▸ **TASK BRIEF**
Copy down every line of the data that follows exactly. Omit the pictures.
================================
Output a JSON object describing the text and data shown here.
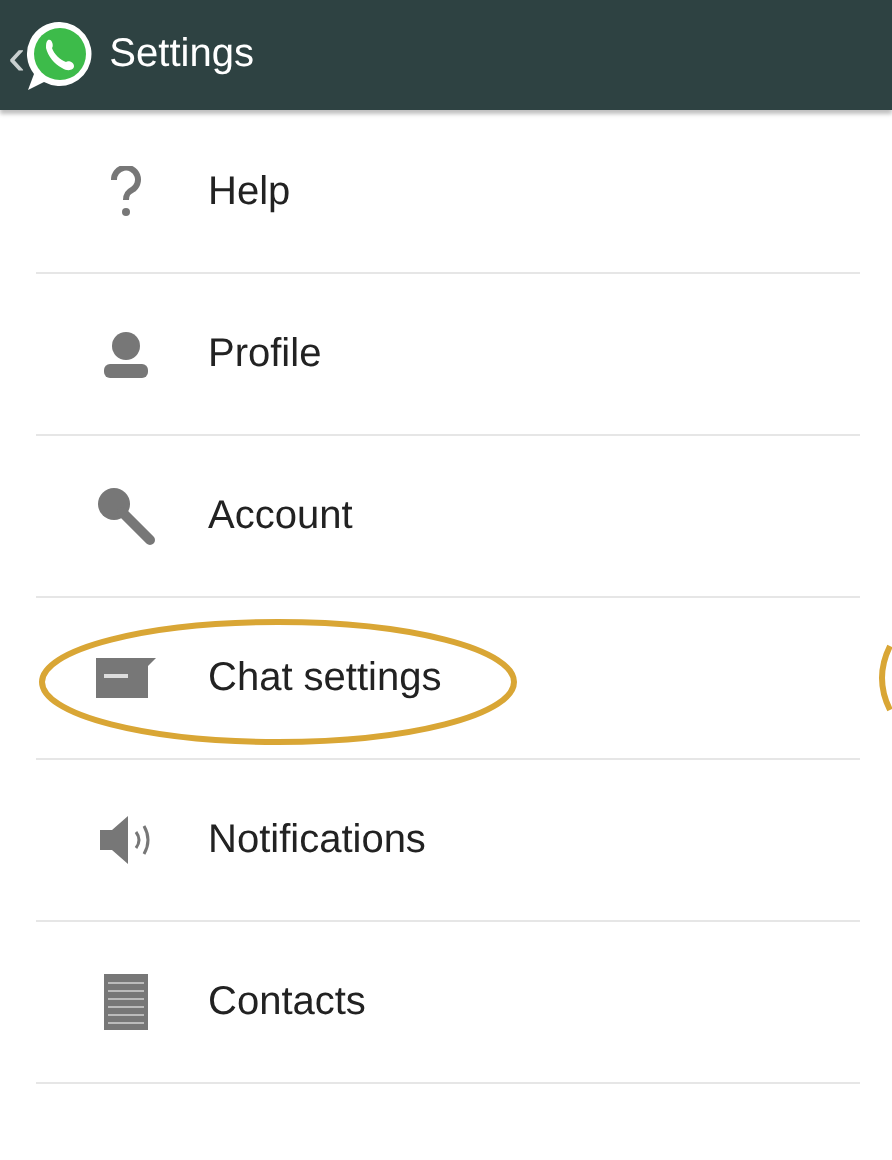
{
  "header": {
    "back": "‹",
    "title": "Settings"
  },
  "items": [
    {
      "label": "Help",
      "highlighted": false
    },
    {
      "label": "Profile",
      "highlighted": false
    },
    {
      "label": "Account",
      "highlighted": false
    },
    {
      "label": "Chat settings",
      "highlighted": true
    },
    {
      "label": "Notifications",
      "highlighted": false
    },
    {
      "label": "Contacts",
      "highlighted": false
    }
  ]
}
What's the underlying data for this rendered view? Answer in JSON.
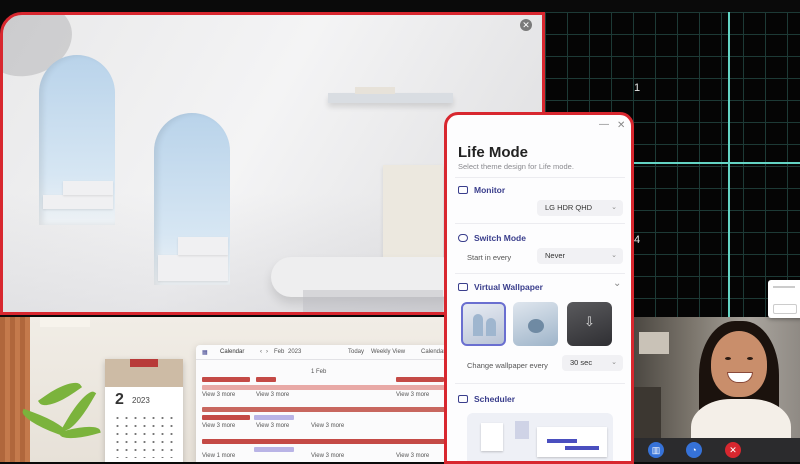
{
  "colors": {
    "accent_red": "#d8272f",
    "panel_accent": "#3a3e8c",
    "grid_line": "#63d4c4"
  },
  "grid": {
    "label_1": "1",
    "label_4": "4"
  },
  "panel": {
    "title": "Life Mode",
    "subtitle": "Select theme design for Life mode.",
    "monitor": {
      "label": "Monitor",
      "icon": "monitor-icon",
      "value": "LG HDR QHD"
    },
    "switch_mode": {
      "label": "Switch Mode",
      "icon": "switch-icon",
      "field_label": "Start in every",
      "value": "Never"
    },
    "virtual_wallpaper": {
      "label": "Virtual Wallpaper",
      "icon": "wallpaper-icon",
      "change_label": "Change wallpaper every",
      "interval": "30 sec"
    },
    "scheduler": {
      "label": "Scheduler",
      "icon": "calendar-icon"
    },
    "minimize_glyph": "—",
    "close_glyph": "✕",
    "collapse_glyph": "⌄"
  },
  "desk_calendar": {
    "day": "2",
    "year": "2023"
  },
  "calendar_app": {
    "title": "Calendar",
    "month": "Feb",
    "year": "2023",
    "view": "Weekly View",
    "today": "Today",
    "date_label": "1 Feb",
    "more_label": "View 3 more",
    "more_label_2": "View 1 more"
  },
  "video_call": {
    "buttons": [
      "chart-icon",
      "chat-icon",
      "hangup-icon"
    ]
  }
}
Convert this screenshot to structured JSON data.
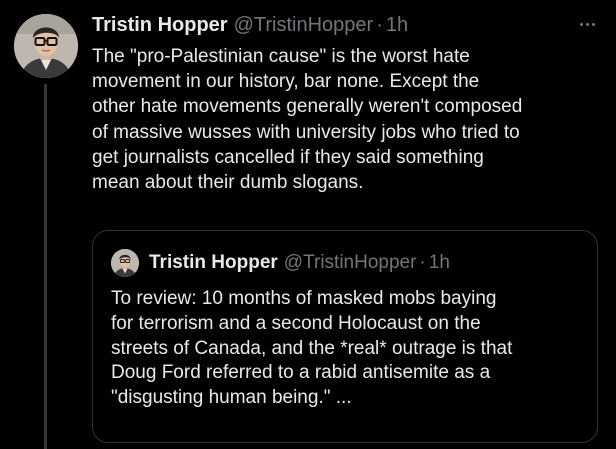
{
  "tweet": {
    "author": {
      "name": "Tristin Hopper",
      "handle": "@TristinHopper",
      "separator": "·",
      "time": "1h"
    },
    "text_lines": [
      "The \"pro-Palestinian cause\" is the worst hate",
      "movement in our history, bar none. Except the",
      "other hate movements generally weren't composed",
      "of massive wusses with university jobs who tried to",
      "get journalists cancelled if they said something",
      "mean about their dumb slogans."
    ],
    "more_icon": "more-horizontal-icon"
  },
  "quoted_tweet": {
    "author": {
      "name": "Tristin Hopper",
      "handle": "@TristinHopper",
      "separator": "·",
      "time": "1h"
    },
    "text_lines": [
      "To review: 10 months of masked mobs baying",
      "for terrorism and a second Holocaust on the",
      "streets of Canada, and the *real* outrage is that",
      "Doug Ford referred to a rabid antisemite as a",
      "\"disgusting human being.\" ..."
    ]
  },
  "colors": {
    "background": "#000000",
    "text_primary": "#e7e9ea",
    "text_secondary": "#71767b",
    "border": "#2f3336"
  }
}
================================
▸ **TASK ANSWER**
Output a JSON object describing the text and data shown here.
{
  "header": {
    "back": "‹",
    "title": "Settings"
  },
  "items": [
    {
      "label": "Help",
      "highlighted": false
    },
    {
      "label": "Profile",
      "highlighted": false
    },
    {
      "label": "Account",
      "highlighted": false
    },
    {
      "label": "Chat settings",
      "highlighted": true
    },
    {
      "label": "Notifications",
      "highlighted": false
    },
    {
      "label": "Contacts",
      "highlighted": false
    }
  ]
}
What's the underlying data for this rendered view? Answer in JSON.
{
  "colors": {
    "accent_red": "#d8272f",
    "panel_accent": "#3a3e8c",
    "grid_line": "#63d4c4"
  },
  "grid": {
    "label_1": "1",
    "label_4": "4"
  },
  "panel": {
    "title": "Life Mode",
    "subtitle": "Select theme design for Life mode.",
    "monitor": {
      "label": "Monitor",
      "icon": "monitor-icon",
      "value": "LG HDR QHD"
    },
    "switch_mode": {
      "label": "Switch Mode",
      "icon": "switch-icon",
      "field_label": "Start in every",
      "value": "Never"
    },
    "virtual_wallpaper": {
      "label": "Virtual Wallpaper",
      "icon": "wallpaper-icon",
      "change_label": "Change wallpaper every",
      "interval": "30 sec"
    },
    "scheduler": {
      "label": "Scheduler",
      "icon": "calendar-icon"
    },
    "minimize_glyph": "—",
    "close_glyph": "✕",
    "collapse_glyph": "⌄"
  },
  "desk_calendar": {
    "day": "2",
    "year": "2023"
  },
  "calendar_app": {
    "title": "Calendar",
    "month": "Feb",
    "year": "2023",
    "view": "Weekly View",
    "today": "Today",
    "date_label": "1 Feb",
    "more_label": "View 3 more",
    "more_label_2": "View 1 more"
  },
  "video_call": {
    "buttons": [
      "chart-icon",
      "chat-icon",
      "hangup-icon"
    ]
  }
}
Convert this screenshot to structured JSON data.
{
  "tweet": {
    "author": {
      "name": "Tristin Hopper",
      "handle": "@TristinHopper",
      "separator": "·",
      "time": "1h"
    },
    "text_lines": [
      "The \"pro-Palestinian cause\" is the worst hate",
      "movement in our history, bar none. Except the",
      "other hate movements generally weren't composed",
      "of massive wusses with university jobs who tried to",
      "get journalists cancelled if they said something",
      "mean about their dumb slogans."
    ],
    "more_icon": "more-horizontal-icon"
  },
  "quoted_tweet": {
    "author": {
      "name": "Tristin Hopper",
      "handle": "@TristinHopper",
      "separator": "·",
      "time": "1h"
    },
    "text_lines": [
      "To review: 10 months of masked mobs baying",
      "for terrorism and a second Holocaust on the",
      "streets of Canada, and the *real* outrage is that",
      "Doug Ford referred to a rabid antisemite as a",
      "\"disgusting human being.\" ..."
    ]
  },
  "colors": {
    "background": "#000000",
    "text_primary": "#e7e9ea",
    "text_secondary": "#71767b",
    "border": "#2f3336"
  }
}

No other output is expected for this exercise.